Art of Asia
- Edo period, an introduction
- Tea bowl with dragon roundels
- Scenes from The Tale of Genji
- Genji Ukifune
- Dog chasing
- A portrait of St. Francis Xavier and Christianity in Japan
- Ogata Kōrin, Red and White Plum Blossoms
- Hon’ami Kōetsu, Folding Screen mounted with poems
- Archery practice
- The evolution of ukiyo-e and woodblock prints
- Utagawa Kunisada I, Visiting Komachi, from the series Modern Beauties as the Seven Komachi
- Hokusai, Under the Wave off Kanagawa (The Great Wave)
- Beyond the Great Wave — Hokusai at 90
- Hokusai’s printed illustrated books
- Hokusai, Five Beautiful Women
- The Floating World of Edo Japan
- Hunting for fireflies
- Street scene in the pleasure quarter of Edo Japan
- Courtesan playing with a cat
- Courtesans of the South Station
- An introduction to Kabuki theater
- The actor Ichikawa Danzo IV in a Shibaraku role
- Fire procession costume
- Arrival of a Portuguese ship
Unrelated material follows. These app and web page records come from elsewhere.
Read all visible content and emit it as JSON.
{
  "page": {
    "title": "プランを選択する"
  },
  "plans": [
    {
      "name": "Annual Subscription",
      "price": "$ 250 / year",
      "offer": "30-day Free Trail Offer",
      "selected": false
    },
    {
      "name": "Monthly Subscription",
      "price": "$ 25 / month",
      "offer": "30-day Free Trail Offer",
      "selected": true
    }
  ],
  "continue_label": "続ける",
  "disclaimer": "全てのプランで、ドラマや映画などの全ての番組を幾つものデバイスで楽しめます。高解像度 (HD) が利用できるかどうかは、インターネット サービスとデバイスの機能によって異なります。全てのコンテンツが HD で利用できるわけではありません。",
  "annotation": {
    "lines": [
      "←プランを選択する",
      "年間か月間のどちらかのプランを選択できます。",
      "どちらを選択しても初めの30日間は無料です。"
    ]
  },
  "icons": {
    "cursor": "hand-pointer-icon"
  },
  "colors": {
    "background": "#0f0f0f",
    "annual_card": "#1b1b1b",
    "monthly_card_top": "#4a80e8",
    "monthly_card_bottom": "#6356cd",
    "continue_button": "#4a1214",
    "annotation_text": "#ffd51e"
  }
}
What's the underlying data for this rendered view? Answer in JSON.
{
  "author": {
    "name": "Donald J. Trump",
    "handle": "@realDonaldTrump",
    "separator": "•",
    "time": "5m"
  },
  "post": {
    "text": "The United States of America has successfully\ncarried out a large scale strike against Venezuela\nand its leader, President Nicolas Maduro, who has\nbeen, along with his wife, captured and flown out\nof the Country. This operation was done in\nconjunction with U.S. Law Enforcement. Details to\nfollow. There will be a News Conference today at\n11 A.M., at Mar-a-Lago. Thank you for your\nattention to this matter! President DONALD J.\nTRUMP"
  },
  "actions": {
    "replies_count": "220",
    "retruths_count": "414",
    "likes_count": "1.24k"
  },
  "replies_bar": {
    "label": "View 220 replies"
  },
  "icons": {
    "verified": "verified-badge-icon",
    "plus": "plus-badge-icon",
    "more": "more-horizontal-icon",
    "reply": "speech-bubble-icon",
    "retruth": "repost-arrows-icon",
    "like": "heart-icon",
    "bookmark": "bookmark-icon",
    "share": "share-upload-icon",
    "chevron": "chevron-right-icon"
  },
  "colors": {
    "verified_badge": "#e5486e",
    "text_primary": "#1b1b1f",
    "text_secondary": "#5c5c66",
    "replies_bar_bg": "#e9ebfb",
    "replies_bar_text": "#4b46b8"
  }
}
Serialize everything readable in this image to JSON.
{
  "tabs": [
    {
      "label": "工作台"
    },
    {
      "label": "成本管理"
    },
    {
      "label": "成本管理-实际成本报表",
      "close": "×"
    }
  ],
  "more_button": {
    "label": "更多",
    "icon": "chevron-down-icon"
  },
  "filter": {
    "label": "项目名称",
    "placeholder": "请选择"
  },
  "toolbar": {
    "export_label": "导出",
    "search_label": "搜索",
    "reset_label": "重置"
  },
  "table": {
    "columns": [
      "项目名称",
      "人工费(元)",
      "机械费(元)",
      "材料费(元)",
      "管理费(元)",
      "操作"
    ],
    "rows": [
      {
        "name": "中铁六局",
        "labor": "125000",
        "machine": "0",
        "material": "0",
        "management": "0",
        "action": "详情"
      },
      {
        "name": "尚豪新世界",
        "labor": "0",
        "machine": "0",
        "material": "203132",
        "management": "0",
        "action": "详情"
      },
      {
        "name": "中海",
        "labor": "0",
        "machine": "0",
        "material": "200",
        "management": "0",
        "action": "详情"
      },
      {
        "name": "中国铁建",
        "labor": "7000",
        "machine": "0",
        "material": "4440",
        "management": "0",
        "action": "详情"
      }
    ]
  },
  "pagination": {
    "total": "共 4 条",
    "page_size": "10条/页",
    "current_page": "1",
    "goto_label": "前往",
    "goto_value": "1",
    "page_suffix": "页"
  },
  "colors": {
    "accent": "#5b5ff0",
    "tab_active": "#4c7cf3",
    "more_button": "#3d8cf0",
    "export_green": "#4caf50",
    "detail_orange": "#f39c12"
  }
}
- Matchlock gun and pistol
- Military camp jacket
- Military leader's fan
- An American ship
- The steamship Powhatan
- Conserving the Gan Ku Tiger scroll painting at the British Museum
This segment of the Black Ship Scroll depicts two of the nine American ships that arrived in Japan under Commodore Matthew Perry in 1854: U.S.S. Powhatan on the right and the U.S.S. Supply on the left.
The Powhatan, which was Perry's flagship on his second entry into Japanese waters in 1854, was a side-paddle steam frigate that was among the largest and the last U.S. Navy vessels of its day. The inscription above the Powhatan illustration reads: "A true picture of the steamship Powhatan; a [type of] ship generally called a steam frigate. The ship upon which fleet commander Perry rode. Crew of 350 people. 21 medium cannons. 8 large cannons."
The U.S.S. Powhatan served a long, prominent career. In July 1858 Townsend Harris, the first American consul to Japan, successfully signed the second United States-Japan treaty (the Harris Treaty, or Treaty of Amity and Commerce); as in the signing of the Kanagawa Treaty, this took place on board the Powhatan. When the shogunate decided to send an embassy with the ratified Harris Treaty to the United States in 1860, once again the Powhatan was employed, this time to carry the Japanese ambassadors across the Pacific to Hawaii, San Francisco, and Panama. After leaving Japan it was used as a warship in the American Civil War, then served as the U.S. flagship in the South Pacific and the Caribbean until the late 1880s.
The Supply, a ship-rigged sailing vessel that was a stores ship for Perry's expedition arrived in Japan in 1854, but later than the other eight ships in the squadron. The inscription tells us that it held "50 men, 7 large cannons, and 24 medium cannons."
Want to join the conversation?
- As I asked in the preceeding article ('An American Ship'), how many ships in total were there, as in the first one it says seven. Is it seven plus the flagship and supply ship, thus equalling nine?(1 vote)
- I believe it was 7 only because the supply ship arrived late "The Supply, a ship-rigged sailing vessel that was a stores ship for Perry's expedition arrived in Japan in 1854, but later than the other eight ships in the squadron." So 7 ships arrived initially plus the Flagship, and then the supply ship turned up later.(3 votes)
- did they have ticktok(1 vote)